- Wang, Yu, Pettengill, James B., Pightling, Arthur, Timme, Ruth, Allard, Marc, Strain, Errol, Rand, Hugh
- Journal of food protection 2018 v.81 no.12 pp. 2082-2089
- Food and Drug Administration, Listeria, Salmonella, decision making, farms, food pathogens, genetic distance, genetic similarity, genetic variation, information sources, packing houses, population structure, probability, public health, sequence analysis, single nucleotide polymorphism, supply chain

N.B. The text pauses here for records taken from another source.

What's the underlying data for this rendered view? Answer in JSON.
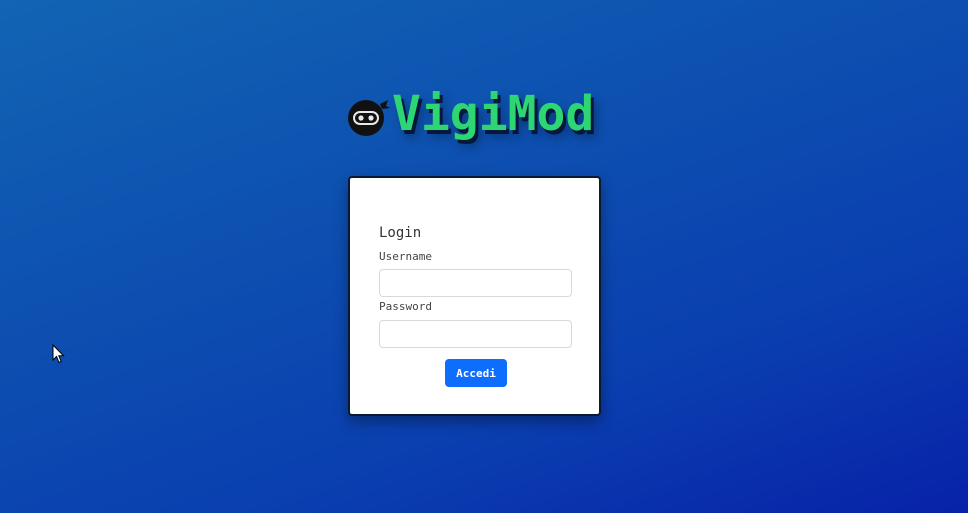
{
  "brand": {
    "name": "VigiMod",
    "logo_icon": "ninja-face-icon",
    "color": "#2ed573"
  },
  "login_card": {
    "title": "Login",
    "username_label": "Username",
    "username_value": "",
    "password_label": "Password",
    "password_value": "",
    "submit_label": "Accedi",
    "submit_color": "#0d6efd"
  },
  "background": {
    "gradient_start": "#1264b4",
    "gradient_end": "#0822a8"
  },
  "cursor": {
    "icon": "mouse-pointer-icon"
  }
}
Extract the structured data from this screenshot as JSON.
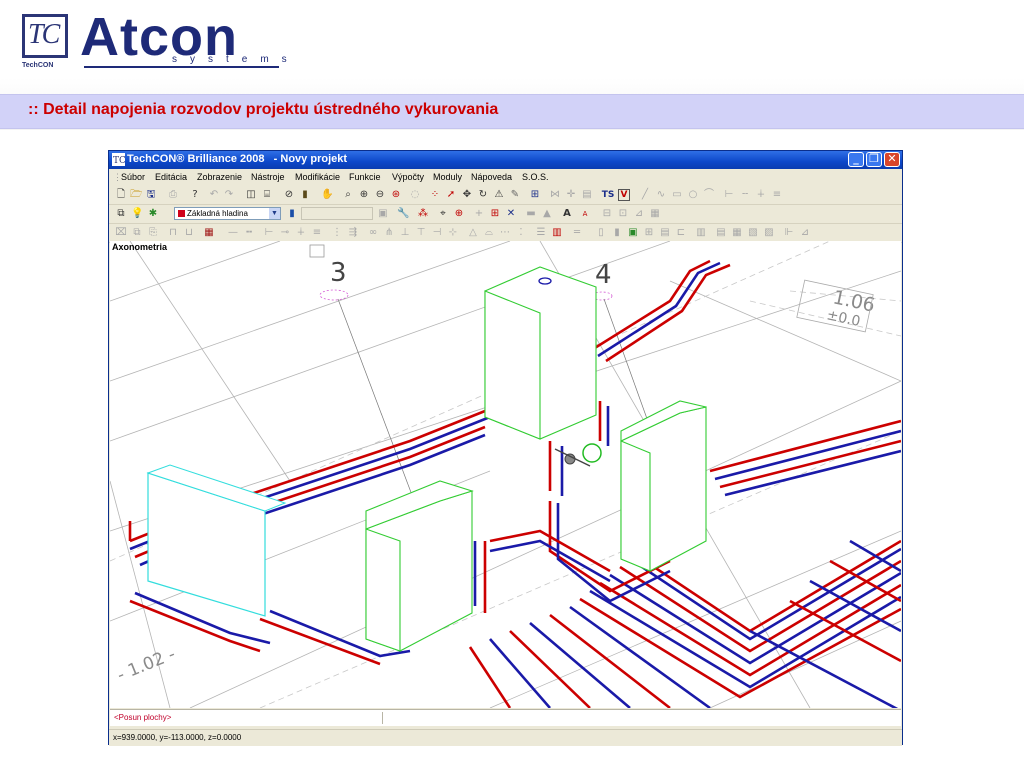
{
  "slide": {
    "logo_tc": "TC",
    "logo_tc_sub": "TechCON",
    "logo_brand": "Atcon",
    "logo_brand_sub": "systems",
    "header_title": ":: Detail napojenia rozvodov projektu ústredného vykurovania"
  },
  "window": {
    "title": "TechCON® Brilliance 2008   - Novy projekt",
    "menu": [
      "Súbor",
      "Editácia",
      "Zobrazenie",
      "Nástroje",
      "Modifikácie",
      "Funkcie",
      "Výpočty",
      "Moduly",
      "Nápoveda",
      "S.O.S."
    ],
    "toolbar_ts": "TS",
    "toolbar_v": "V",
    "layer": "Základná hladina",
    "view_label": "Axonometria",
    "labels": {
      "label_3": "3",
      "label_4": "4",
      "level_106": "1.06",
      "level_000": "±0.0",
      "level_102": "- 1.02 -"
    },
    "command_line": "<Posun plochy>",
    "coordinates": "x=939.0000, y=-113.0000, z=0.0000"
  },
  "colors": {
    "banner_bg": "#d2d2f8",
    "banner_text": "#cc0000",
    "brand": "#1e2a78",
    "supply_pipe": "#cc0000",
    "return_pipe": "#1a1aa8",
    "radiator_edge": "#33cc33"
  }
}
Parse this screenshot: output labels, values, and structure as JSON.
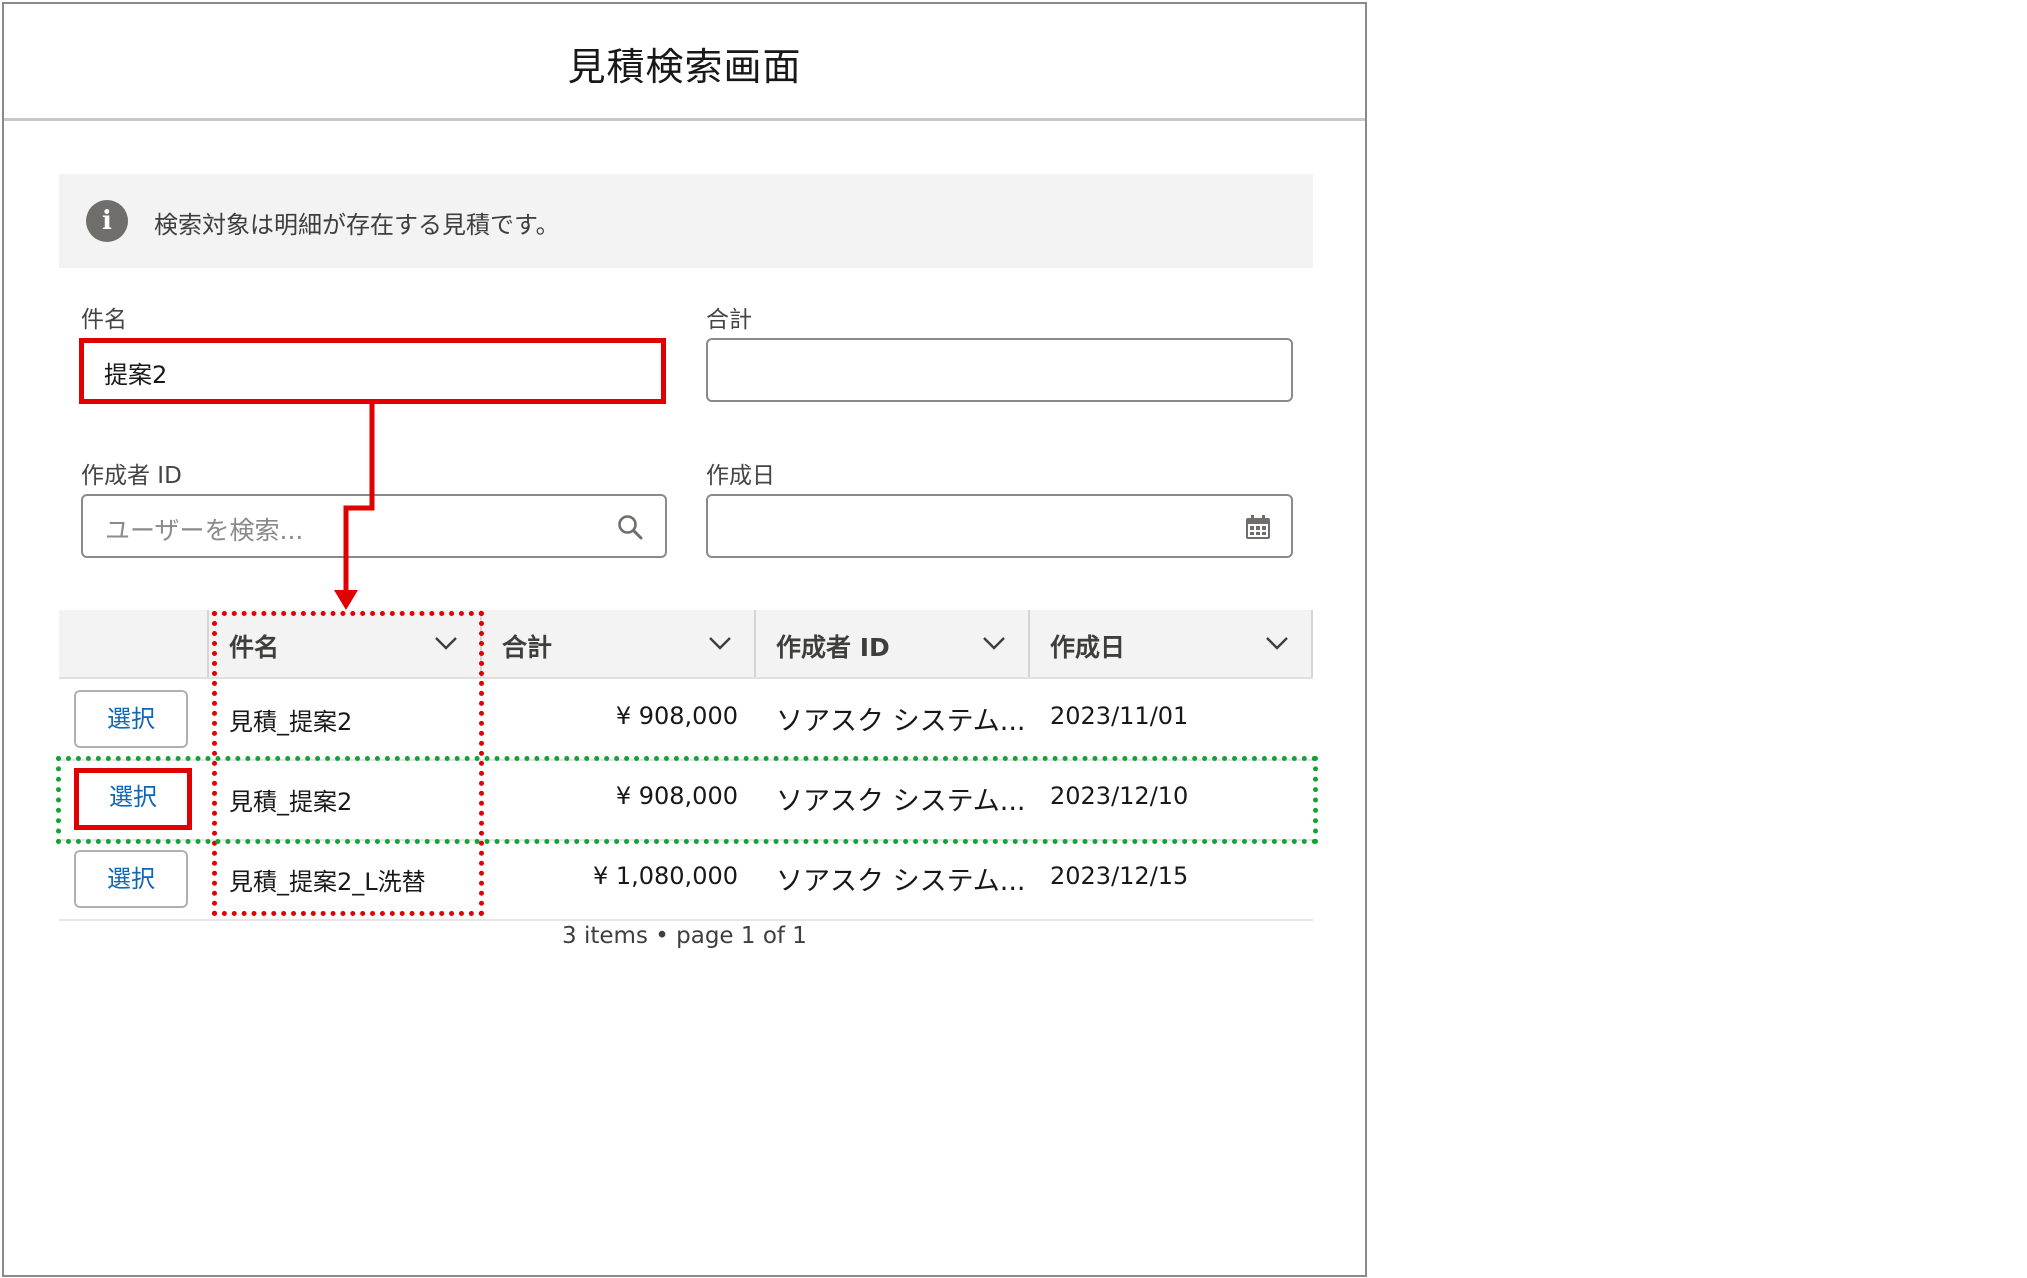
{
  "dialog": {
    "title": "見積検索画面"
  },
  "info": {
    "message": "検索対象は明細が存在する見積です。"
  },
  "form": {
    "name_label": "件名",
    "name_value": "提案2",
    "total_label": "合計",
    "total_value": "",
    "creator_label": "作成者 ID",
    "creator_placeholder": "ユーザーを検索...",
    "created_date_label": "作成日",
    "created_date_value": ""
  },
  "table": {
    "columns": [
      "件名",
      "合計",
      "作成者 ID",
      "作成日"
    ],
    "select_label": "選択",
    "rows": [
      {
        "name": "見積_提案2",
        "total": "¥ 908,000",
        "creator": "ソアスク システム...",
        "date": "2023/11/01"
      },
      {
        "name": "見積_提案2",
        "total": "¥ 908,000",
        "creator": "ソアスク システム...",
        "date": "2023/12/10"
      },
      {
        "name": "見積_提案2_L洗替",
        "total": "¥ 1,080,000",
        "creator": "ソアスク システム...",
        "date": "2023/12/15"
      }
    ],
    "footer": "3 items • page 1 of 1"
  },
  "colors": {
    "highlight_red": "#e00000",
    "highlight_green": "#12a335",
    "link_blue": "#0b67b8"
  }
}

- Food production–related facilities (farms, packing houses, etc.) are monitored for foodborne pathogens, and data from these facilities can provide a rich source of information about the population structure and genetic diversity of Salmonella and Listeria. This information is of both academic interest for understanding the evolutionary forces acting on these organisms and of practical interest to those responsible for controlling pathogens in facilities and to those analyzing data from facilities in the context of public health decision making. We have collected information about all positive isolates from facility inspections performed by the U.S. Food and Drug Administration for which whole genome sequencing data are available. The within- and between-facilities observed genetic diversity of isolates was computed and related to the common origin of isolates (as the common collected facility). This relationship provides quantification for assessing the relationship between isolates based on their genetic similarity quantified by single-nucleotide polymorphisms (SNPs). Our results show that if the genetic distance (D) between two isolates is low, then more likely than not they are from the same facility or have some overlap in their supply chain. For example, if the genetic distance is no more than 20 SNPs, the probability (P) that two isolates come from the same facility = 0.66 for Salmonella and 0.70 for Listeria. However, if two isolates come from different facilities, their genetic distance is likely large (for Salmonella, P(D > 20 SNPs) = 0.99982; for Listeria, P(D > 20 SNPs) = 0.99949); even if two isolates come from the same facility, their genetic distance is also very likely large (for Salmonella, P(D > 20 SNPs) = 0.794; for Listeria, P(D > 20 SNPs) = 0.692). These results provide insight into what SNP thresholds might be appropriate when determining whether two isolates are from the same facility and thus would be of interest to those investigating foodborne outbreaks and conducting traceback investigations.